Sterling Heights considering one-time tax increase to fix roads

Sterling Heights is one of many cities across the state that's in a state of disrepair after our latest winter wreaked havoc on the roads. Potholes are pretty much everywhere.

The City is hoping it can take road repairs into its own hands. City Council hopes residents will foot the bill with a one-time tax increase. 

The Council understands the frustration and, like everyone else, wants a smoother drive from here on out. That's why their latest proposed budget includes a one-time road improvement tax that'll have residents dishing out about $92. Money well spent, though, according to the mayor.

"We're not going to jeopardize police, firefighters or underground infrastructure or any of the other priorities we have to in order fix the roads, so, we have to come up with another funding source and this is the way to do it," Mayor Michael Taylor says. 

The tax would raise about $4.2 million and would help fix some of the worst stretches of roads in Sterling Heights, like the stretch of Schoenherr Road from Plumbrook to 19 Mile; 15 Mile from Maple Lane to Schoenherr; 17 Mile from Van Dyke to Utica; 19 Mile from Hayes to Schoenherr; Utica Road from Schoenherr to Van Dyke; and some repairs on Metro Parkway. 

While most believe more funding is fundamental, who should foot the bill isn't as clear cut. From the drivers in Sterling Heights we talked to, the proposal has mixed reviews. 

"They already get thousands of dollars every year, what's $92 per resident going to do? Are you going to make sure that my $92 fixes this square. Nope," says Patrick Trautman.

"So, if we don't pay the money, then the roads are just gonna fall apart and we're gonna ride on dirt roads?

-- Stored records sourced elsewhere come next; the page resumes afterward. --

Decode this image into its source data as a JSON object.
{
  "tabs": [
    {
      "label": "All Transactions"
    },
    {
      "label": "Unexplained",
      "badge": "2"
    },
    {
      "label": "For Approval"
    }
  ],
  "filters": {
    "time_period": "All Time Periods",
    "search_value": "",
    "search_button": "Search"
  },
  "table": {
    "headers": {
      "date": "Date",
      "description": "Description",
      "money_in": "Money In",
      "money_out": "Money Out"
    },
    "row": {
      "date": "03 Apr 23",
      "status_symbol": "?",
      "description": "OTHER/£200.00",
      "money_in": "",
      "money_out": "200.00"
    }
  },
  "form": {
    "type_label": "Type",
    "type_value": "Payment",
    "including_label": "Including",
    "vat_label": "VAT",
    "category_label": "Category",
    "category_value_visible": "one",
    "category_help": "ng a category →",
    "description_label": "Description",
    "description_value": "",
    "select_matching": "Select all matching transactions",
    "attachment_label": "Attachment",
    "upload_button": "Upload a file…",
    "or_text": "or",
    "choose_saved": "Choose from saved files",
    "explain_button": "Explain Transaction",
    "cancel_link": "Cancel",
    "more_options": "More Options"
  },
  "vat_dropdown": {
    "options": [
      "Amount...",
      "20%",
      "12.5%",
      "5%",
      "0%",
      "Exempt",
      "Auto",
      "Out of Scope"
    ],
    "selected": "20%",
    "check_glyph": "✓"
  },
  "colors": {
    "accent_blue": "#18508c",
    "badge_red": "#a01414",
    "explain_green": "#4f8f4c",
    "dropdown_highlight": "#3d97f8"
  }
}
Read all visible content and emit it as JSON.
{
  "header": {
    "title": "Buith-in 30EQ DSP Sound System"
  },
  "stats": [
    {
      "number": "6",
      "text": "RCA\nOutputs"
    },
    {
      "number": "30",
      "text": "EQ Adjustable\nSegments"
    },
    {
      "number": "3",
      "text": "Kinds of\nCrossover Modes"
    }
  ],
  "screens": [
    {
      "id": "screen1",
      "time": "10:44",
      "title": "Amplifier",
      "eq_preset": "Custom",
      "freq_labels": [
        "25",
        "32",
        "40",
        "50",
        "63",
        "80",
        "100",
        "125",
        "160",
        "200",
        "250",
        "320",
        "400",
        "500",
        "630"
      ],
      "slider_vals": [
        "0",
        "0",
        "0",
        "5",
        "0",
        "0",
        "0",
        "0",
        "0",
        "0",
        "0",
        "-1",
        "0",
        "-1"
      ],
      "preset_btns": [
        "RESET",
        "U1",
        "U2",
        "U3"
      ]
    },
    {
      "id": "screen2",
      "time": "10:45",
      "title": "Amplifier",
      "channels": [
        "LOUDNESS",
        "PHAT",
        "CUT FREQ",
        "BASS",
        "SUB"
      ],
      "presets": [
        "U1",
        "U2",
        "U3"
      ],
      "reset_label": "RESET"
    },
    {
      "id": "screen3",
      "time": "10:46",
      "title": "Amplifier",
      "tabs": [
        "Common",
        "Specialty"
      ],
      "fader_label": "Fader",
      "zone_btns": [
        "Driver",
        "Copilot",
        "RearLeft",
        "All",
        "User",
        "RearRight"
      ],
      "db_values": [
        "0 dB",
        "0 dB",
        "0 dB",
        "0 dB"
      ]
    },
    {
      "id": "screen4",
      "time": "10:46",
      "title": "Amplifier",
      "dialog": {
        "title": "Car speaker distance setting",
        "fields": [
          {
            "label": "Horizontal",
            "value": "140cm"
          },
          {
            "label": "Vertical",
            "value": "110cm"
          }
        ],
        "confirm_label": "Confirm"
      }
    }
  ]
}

I mean, it should be fixed for free," says Rob Kimpe. 

"It's not all about how much money the how much the state has; it's about the weather that's hitting the roads," says Joe Stadler. "I think it might be a good one time thing see if it does anything."

We're told the money from the one mill increase, combined with cash from the county, state and federal government, would add up to some $12 million that would really put the gas on road repairs in Macomb County. 

The City Council will discuss the proposal at its budget meeting Tuesday night at City Hall at 6:30 p.m. It's the first of three workshops to discuss the proposed road repair tax.  

The mayor adds that the first time this will likely come up for a vote won't be until May.